Control measures, including lethal ones, are legal for European Starlings, due to their non-native status. In addition, I was surprised to learn that control measures are also legal for several species of native blackbirds (reference). A bit more online research yielded a window into another world: numerous businesses specializing in bird control (examples, 1, 2, and 3), extension/government advice on how to control these species (examples, 1, 2, and 3), and products, ranging from repellent to lethal, aimed at the control of these species (examples, Methyl Anthranilate, Avitrol, and Starlicide).
Learn more: Here are some additional resources to explore:
Text © Joanna Reuter 2020
Raptors: Winter is a good time to view raptors, and many photos demonstrating their winter diversity were submitted to eBird and the Macaulay Library this month from Boone County. Here’s a selection:
The final photo in that sequence is a Prairie Falcon found by Shelby Thomas at South Farm on December 7. This was a good find; eBird records show only a few prior Prairie Falcon records in the CAS region (Nov. 1996, Jan. 2009, Dec. 2013, Feb. 2014, and Dec. 2017).
Flocks of American Robins: Robin flocks have been around over the last couple months, both in town and in the rural parts of Boone County. Josh Mosteller observed about 1,800 and 2,000 on two consecutive evenings near the solstice, and he raised some great questions about robins and their roosting habits in this Columbia Audubon Facebook post. The photos below show a flock of robins on bare agricultural ground at Bradford Farm (left) and a robin eating what appears to be the fruit of of an invasive Bradford Pear (right).
Anna’s Hummingbird, continued: The Anna’s Hummingbird that was first seen in November made some additional appearances in the neighborhood in December. It stuck around long enough to qualify as a “count week” bird for the Christmas Bird Count; here’s the relevant MOBIRDS post. I suspect this bird is in the running for the most photographed individual bird of the CAS region for 2019:
Trumpeter Swans: Trumpeter Swans are back in the area. Kathleen Anderson reported the highest count of the CAS region for December, with a flyover of 58 (spread among 3 groups) at Finger Lakes State Park. From our home (a bit west of Finger Lakes), Eric and I often see/hear them flying over, usually on a north-south trajectory, especially on colder weather days.

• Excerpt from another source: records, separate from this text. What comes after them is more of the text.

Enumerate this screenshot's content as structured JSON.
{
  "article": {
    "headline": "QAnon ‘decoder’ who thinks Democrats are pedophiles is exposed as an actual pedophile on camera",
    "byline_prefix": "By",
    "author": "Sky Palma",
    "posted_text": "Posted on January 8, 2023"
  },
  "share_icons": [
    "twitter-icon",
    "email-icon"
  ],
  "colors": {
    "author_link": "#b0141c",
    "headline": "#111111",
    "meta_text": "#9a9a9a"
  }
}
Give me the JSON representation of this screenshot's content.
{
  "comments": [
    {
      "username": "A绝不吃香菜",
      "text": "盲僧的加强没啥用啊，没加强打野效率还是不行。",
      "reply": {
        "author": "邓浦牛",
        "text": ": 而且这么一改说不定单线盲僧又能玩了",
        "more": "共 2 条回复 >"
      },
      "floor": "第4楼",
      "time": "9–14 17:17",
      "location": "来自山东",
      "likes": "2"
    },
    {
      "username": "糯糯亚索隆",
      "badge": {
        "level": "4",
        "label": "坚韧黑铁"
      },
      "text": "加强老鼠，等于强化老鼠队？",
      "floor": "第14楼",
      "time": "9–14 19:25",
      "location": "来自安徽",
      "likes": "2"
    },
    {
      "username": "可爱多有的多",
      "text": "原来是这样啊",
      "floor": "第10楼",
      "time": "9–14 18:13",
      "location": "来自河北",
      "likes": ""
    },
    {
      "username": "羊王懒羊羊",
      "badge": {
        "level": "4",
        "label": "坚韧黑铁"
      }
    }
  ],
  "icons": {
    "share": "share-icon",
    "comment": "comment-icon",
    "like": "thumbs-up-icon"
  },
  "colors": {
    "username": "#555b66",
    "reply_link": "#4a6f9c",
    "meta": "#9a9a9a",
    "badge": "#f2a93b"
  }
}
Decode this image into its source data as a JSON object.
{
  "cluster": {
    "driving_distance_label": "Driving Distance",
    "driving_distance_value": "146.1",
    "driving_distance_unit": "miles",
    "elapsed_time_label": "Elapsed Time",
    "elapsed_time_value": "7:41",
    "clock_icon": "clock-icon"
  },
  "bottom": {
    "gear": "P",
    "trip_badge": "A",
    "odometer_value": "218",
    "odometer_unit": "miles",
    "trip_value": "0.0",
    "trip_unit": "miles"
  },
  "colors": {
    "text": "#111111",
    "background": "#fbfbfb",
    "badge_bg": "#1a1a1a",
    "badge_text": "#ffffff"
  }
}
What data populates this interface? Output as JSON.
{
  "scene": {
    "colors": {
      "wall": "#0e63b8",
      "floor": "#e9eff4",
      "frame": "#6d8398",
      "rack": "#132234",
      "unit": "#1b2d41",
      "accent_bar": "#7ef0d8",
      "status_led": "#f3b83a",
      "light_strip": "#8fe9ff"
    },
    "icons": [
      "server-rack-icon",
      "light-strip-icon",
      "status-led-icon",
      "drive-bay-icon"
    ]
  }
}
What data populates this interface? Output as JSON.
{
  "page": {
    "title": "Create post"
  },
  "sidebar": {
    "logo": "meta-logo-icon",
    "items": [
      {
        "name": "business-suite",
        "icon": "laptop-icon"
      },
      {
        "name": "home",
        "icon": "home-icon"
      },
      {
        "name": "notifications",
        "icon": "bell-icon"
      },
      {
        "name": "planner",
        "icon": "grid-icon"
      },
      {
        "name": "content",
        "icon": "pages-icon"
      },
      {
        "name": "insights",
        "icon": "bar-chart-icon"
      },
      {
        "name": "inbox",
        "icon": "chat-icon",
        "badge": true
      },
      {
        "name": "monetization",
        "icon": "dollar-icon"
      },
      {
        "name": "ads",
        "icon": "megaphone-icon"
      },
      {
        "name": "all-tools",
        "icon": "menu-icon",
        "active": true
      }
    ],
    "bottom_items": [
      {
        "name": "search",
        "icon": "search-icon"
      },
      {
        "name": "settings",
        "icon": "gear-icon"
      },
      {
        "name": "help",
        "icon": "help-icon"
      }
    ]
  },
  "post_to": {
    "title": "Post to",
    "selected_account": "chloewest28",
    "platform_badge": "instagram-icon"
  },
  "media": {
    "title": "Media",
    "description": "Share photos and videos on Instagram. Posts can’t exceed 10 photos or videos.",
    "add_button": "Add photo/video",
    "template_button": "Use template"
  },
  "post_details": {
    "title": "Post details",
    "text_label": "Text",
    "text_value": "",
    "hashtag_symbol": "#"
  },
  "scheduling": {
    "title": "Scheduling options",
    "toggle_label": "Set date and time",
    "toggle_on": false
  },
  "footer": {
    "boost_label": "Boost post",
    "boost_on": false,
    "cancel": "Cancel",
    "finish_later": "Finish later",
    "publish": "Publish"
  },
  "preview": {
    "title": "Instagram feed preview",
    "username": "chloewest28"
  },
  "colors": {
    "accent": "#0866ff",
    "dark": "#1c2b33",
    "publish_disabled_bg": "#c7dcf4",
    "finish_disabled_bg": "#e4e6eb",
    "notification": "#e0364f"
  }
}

Rusty Blackbirds: This is the time of year to keep an eye out for Rusty Blackbirds. Here’s a great photo of one from Howard County:
Eastern Towhees: My experience with towhees at our place in northern Boone County has been that they usually migrate out for the winter, but this year, there’s been a continuous presence so far, with the birds routinely announcing their presence with a one syllable twee. Quite a few towhees have been reported throughout Boone County and the region this December.
Please submit sightings! The “Sightings” column has evolved into a summary of the past month’s bird activity as told by photos and audio submitted via eBird lists to the Macaulay Library. Emphasis is on the six-county region (Audrain, Boone, Cooper, Howard, Monroe, Randolph) served by the Columbia Audubon Society. If desired, feel free to make direct submissions to Joanna Reuter by email.
Wednesday, February 19, 2020 | 7:00 p.m.
Wednesday, March 18, 2020 | 7:00 p.m.
Wednesday, April 15, 2020 | 7:00 p.m.
mid-May, exact date to be determined